- _Task prompt_
Tally how many lines in the material include the word "follow", then give that figure by itself.

───

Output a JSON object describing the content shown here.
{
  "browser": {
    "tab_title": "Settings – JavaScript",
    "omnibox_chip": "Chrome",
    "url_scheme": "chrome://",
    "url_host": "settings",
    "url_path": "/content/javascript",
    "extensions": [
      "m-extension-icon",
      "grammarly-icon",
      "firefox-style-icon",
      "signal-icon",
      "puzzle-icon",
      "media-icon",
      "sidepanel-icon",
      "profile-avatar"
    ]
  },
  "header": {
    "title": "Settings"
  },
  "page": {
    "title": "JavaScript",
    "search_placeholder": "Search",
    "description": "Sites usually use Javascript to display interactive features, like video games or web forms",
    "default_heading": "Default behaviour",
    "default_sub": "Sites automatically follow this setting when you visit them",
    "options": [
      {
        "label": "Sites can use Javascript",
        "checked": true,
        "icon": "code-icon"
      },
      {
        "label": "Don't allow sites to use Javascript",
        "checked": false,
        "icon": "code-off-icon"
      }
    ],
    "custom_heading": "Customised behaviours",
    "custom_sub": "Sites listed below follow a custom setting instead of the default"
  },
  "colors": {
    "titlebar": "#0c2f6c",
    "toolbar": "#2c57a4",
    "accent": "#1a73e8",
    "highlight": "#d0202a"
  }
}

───

- _Task answer_
2